God has commanded us to bring our children up in “the discipline and instruction of the Lord.” However, he doesn’t leave us to guess what that means. He has given us a clear mandate for godly womanhood. So, who are the real heroines for our young girls to emulate? The women who boldly live counter-culturally – even counter church culture – by teaching and modeling God’s standard of mature womanhood. This takes great courage! They are the godly mothers, grandmothers, and godly older women that young girls can imitate and who take time to instruct them in godliness, in true womanhood. They are godly women who teach and model what it means to be “a woman who fears the LORD.” As a woman; when thinking of the young girls in your life, ask yourself this question: “Whose standard will I teach and model for them?” Young girls desperately need these real heroines; they need true role models!

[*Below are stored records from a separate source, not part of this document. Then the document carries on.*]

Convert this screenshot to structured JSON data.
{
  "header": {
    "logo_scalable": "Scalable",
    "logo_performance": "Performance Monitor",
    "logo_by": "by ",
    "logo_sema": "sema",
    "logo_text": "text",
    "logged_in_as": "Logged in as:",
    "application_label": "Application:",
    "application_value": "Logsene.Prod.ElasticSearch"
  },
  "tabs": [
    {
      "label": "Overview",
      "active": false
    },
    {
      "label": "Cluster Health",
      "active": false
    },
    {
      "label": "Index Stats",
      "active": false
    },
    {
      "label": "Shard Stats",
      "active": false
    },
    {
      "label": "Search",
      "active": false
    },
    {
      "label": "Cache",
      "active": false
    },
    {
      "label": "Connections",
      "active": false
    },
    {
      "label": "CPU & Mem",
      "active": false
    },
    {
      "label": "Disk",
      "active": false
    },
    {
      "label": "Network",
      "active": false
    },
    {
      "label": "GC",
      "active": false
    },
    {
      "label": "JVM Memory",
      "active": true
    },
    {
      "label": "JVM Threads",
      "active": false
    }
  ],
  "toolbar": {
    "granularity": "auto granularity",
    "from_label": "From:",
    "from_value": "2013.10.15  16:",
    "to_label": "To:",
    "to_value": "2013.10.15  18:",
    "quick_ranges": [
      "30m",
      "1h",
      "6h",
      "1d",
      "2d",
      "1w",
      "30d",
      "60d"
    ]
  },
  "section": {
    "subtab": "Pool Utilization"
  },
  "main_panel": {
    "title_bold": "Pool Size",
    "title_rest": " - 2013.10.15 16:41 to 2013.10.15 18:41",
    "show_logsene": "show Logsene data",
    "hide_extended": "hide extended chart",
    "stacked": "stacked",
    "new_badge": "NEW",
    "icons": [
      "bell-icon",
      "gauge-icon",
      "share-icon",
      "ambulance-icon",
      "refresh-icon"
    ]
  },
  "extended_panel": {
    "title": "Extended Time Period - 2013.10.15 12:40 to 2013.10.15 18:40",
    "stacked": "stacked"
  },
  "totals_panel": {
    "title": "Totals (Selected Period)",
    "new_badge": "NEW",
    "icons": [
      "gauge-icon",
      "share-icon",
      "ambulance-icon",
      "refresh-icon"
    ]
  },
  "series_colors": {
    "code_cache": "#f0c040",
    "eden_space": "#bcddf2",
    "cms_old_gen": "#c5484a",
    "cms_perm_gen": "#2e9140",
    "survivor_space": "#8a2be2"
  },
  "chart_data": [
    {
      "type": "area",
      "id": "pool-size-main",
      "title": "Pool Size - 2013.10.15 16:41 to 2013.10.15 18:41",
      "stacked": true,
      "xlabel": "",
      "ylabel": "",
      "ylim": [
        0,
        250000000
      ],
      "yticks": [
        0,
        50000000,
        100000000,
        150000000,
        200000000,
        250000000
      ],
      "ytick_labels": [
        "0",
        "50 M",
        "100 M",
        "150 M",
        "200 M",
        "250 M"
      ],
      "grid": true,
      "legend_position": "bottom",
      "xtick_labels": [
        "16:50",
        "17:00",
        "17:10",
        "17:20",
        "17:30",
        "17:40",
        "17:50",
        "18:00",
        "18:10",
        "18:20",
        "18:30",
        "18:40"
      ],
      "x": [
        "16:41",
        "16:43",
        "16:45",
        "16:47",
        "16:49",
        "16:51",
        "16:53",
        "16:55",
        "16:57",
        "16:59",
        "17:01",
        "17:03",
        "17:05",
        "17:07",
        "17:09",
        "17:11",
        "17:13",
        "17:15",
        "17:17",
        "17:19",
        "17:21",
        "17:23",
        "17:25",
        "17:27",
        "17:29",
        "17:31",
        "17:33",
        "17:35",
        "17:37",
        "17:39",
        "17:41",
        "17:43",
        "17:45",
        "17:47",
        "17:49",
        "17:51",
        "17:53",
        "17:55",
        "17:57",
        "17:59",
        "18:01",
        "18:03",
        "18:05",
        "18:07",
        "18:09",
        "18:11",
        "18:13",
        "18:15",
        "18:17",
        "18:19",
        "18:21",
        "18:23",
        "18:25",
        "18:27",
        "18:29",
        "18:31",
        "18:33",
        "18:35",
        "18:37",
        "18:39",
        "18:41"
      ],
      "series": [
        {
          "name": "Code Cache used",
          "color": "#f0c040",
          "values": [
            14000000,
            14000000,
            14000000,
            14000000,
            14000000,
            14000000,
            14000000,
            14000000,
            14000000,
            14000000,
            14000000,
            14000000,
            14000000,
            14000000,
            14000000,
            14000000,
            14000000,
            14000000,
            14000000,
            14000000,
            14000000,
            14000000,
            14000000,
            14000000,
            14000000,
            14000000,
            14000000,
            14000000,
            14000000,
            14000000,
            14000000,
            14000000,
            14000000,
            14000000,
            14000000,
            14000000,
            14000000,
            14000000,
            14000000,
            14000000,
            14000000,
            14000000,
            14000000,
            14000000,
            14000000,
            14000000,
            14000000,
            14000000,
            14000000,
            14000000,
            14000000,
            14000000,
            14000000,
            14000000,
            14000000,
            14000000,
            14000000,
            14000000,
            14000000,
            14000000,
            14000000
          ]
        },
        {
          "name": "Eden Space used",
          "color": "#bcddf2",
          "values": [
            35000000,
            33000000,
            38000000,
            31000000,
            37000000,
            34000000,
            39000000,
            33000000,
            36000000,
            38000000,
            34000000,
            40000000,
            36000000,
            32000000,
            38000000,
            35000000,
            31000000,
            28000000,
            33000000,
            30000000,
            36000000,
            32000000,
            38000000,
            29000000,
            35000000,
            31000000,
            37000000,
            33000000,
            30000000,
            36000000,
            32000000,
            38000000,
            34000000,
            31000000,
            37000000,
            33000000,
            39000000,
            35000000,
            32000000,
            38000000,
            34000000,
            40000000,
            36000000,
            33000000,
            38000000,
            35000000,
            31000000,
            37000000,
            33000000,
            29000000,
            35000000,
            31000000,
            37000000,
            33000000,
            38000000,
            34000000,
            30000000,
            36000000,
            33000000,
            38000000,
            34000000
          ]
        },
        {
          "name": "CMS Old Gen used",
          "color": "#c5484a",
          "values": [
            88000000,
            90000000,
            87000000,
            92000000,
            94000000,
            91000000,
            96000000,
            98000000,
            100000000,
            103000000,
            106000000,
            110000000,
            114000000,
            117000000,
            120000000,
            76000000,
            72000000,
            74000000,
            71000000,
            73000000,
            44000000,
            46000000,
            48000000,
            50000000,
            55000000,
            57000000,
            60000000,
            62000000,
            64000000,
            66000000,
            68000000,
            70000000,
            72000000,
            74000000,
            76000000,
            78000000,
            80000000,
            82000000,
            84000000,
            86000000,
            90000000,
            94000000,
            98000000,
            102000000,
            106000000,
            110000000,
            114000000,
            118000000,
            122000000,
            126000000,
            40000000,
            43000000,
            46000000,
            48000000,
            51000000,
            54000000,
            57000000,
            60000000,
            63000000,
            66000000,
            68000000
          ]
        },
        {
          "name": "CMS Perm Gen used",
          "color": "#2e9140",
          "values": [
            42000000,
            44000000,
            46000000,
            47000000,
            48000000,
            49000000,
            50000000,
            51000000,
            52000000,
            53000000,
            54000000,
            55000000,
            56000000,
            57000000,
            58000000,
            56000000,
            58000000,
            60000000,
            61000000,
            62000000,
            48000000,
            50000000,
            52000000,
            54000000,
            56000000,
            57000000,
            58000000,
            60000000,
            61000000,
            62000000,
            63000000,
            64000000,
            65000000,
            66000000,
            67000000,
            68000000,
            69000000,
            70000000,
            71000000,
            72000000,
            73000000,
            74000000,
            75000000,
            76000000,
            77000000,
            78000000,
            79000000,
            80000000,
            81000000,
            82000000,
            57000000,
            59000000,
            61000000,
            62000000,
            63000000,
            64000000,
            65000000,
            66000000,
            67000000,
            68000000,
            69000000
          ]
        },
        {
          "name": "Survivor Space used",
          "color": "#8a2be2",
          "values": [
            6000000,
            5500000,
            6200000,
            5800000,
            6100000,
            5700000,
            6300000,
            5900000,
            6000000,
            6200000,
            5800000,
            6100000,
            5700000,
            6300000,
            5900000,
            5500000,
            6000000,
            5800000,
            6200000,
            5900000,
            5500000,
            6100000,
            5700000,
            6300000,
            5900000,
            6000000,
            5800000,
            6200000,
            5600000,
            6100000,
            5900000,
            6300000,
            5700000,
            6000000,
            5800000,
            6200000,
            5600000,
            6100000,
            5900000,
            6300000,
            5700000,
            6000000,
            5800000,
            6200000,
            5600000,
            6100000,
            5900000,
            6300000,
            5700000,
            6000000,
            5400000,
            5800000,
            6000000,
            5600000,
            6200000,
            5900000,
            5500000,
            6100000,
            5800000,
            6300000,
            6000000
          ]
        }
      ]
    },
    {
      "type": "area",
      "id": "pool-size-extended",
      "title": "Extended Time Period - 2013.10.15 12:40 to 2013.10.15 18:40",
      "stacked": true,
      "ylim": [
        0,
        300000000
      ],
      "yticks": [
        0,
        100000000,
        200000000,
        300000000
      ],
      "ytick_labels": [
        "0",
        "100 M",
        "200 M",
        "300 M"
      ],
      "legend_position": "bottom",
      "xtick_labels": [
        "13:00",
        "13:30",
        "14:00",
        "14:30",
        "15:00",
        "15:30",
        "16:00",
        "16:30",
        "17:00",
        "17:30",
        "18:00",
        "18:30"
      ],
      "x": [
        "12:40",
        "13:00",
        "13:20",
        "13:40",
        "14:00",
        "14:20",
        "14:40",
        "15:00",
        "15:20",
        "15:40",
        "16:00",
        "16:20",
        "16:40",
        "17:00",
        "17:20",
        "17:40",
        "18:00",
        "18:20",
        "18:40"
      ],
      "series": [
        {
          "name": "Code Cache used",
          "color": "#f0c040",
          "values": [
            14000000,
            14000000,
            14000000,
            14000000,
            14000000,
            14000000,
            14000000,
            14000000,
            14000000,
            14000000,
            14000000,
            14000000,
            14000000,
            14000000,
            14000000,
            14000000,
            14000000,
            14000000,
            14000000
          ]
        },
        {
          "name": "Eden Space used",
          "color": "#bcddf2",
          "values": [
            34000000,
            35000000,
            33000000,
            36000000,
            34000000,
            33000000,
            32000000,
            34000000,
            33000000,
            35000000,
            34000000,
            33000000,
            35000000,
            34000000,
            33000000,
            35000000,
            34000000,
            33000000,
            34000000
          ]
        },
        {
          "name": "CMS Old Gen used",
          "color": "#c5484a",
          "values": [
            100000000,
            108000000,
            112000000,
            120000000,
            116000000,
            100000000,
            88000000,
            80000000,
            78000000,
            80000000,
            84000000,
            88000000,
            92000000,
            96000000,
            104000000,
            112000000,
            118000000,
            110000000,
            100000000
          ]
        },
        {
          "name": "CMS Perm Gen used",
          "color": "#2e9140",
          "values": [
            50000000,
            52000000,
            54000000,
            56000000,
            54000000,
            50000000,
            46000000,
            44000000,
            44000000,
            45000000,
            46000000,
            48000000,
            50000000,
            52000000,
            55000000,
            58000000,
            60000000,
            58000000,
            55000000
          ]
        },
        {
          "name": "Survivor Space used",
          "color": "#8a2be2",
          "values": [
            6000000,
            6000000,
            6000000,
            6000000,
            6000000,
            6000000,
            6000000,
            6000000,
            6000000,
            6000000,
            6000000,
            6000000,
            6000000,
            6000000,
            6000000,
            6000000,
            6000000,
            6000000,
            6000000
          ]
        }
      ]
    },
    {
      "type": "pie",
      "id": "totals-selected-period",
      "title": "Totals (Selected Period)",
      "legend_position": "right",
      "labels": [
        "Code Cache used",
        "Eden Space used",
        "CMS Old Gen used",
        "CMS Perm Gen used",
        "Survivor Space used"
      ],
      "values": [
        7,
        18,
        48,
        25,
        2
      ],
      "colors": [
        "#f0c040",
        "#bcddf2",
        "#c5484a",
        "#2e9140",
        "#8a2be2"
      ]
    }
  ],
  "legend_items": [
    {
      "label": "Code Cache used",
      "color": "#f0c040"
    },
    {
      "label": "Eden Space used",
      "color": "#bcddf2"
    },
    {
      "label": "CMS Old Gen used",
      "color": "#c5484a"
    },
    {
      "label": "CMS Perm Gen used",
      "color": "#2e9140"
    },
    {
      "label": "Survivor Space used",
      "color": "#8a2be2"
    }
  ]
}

Michael Johnson is husband to Sarah and father of Avi. He is a church planter, pharmacist, and serves as a ministry partner with Visionary Family Ministries.
The American Heritage Dictionary, Second College Edition, ed. Margery S. Berube, et. al. (Boston, MA; Houghton Mifflin Company, 1985), 1068.
“Women in Combat: A Resolution Form CBMW” http://www.cbmw.org/Resources/Articles/Women-in-Combat This resolution originally appeared in Volume 2 No. 2 (March 1997) of The Journal for Biblical Manhood and Womanhood. It was adopted by CBMW on November 23, 1996.
Ibid. citing (Gen. 14:14; Num. 31:3,21,49; Deut. 20:5-9,13-14; Josh. 1:14-18; 6:3,7,9; 8:3; 10:7; 1 Sam. 16:18; 18:5; 2 Sam. 11:1; 17:8; 23:8-39; Ps. 45:3-5; Song of Sol. 3:7-8; Isa. 42:13).
Ibid. citing (Jud.4:9-10).